Human papilloma (pap-ee-LO-ma) virus (HPV) is the name given to more than 60 different viruses that cause warts on the skin. Millions of Americans are infected with HPV. Some types of HPV cause genital warts and are passed to others by skin-to-skin contact during vaginal, anal, or oral sex.
Most people who have HPV have no symptoms. They can carry and pass it to their sex partners without knowing it. Symptoms can appear as soon as 2 weeks or as long as years after you or your partner is infected.
- Small painless bumps or growths on the skin of the vulvar lips, bottom of the vaginal opening, deep inside the vagina, or around the buttocks, groin, or thighs
- Small painless bumps or growths on the shaft or head of the penis, or on the scrotum, groin, or thighs.
Genital warts are very easy to catch (contagious). Some people do not notice them because they are painless or may be on the inside of the vagina or anus or in the urethra of the man. Genital skin that looks normal may be infected with HPV.
Some HPV types can increase the risk for cancer of the cervix, vulva, vagina, anus, and penis.
HPV can cause abnormal Pap smears. Yearly Pap smears can find cervical cancer early by showing abnormal cells on the surface of the cervix. When abnormal cells are found and treated early, cancer can usually be prevented. Women with genital warts need to have Pap smears as their doctor recommends. They should also be aware that other risk factors for cervical cancer are first intercourse at an early age, smoking, and exposure to other sexually transmitted diseases (STDs).
It’s important that a pregnant woman tell her doctor or midwife if she or her partner(s) have or ever have had HPV or genital warts.
Genital warts sometimes cause problems during pregnancy and delivery. Warts can grow in size and number, bleed, or make delivery more difficult. This happens because of hormone changes in the body during pregnancy. A woman with genital warts does not need to have a cesarean delivery unless warts are blocking the birth canal.
The only sure way to know if you have HPV is through regular exams by your doctor. Sometimes your doctor will use a magnifying glass to identify small warts. A scraping of the cells may also be sent to the lab.
Treatment destroys infected cells but does not always destroy all of the infected cells. Because the virus can stay in the skin cells without symptoms, warts can return months or even years after treatment.
Be patient. Treatment often takes several visits, and your doctor may use different methods (topical solution or creams, freezing, laser therapy, or surgery). Your doctor can talk with you about HPV infections and the best treatment for you. Avoid sex while you are being treated. If you smoke, try to quit. It may help to clear up the warts faster.

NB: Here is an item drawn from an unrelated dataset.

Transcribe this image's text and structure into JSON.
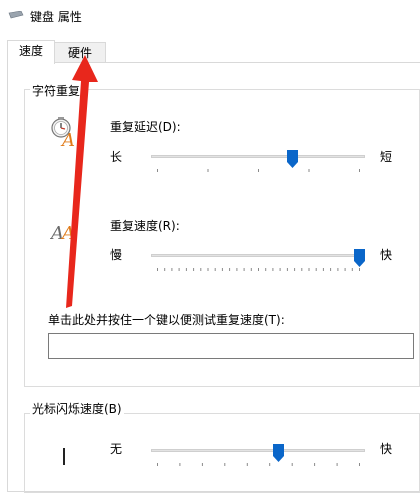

Reduce your risks
- If you have sex, you could be at risk for having an STD. See your doctor to be tested. Following are some ways to reduce your risk.
- Don’t have sex. Not having sex is the only sure way to prevent STDs.
- Limit your sexual partners. The best protection is to have sex with only one person who is free of infection and who does not have sex with other people.
- Know your partner. Talk with your partner before you have sex. You should know your partner’s past sexual history. Has your partner ever had an STD? How many sexual partners has he or she had?
- Look before you have sex. Do not be afraid to look before you have sex. If you see any sores, a rash, or discharge, talk to your partner about it. But remember, you can’t always tell by looking.
- Always use a condom. Protect yourself by using latex condoms with spermicide every time you have sex. Carry them with you and be sure to use them. Using condoms the right way is very, very important. For protection against pregnancy, use a spermicidal foam, jelly, or cream along with a condom.
- Get regular STD check-ups. You should get a regular check-up for STDs every 6 months if:
- You have sex with more than one partner
- You have sex with a new partner
- Your partner has sex with others
Use condoms the right way
Except for not having sex (abstinence), latex condoms give the best protection from any sexually transmitted diseases, including HIV, the virus that causes AIDS. Condoms are helpful only if they are used the right way.
Note: If you or your partner has an allergy to latex, talk with your doctor.
Important steps for using condoms correctly:
- Use a latex condom every time you have sex.
- When using a lubricant, do not use anything oil-based like Vaseline. Use only water-based lubricants like K-Y Jelly
- Always put the condom on before the penis touches or enters the vagina.
- After ejaculation, the man should withdraw from the vagina while the penis is still erect. While taking the penis out of the vagina, hold onto the rim of the condom. This will keep it from slipping off.
- Pull the condom and the penis out of the vagina together.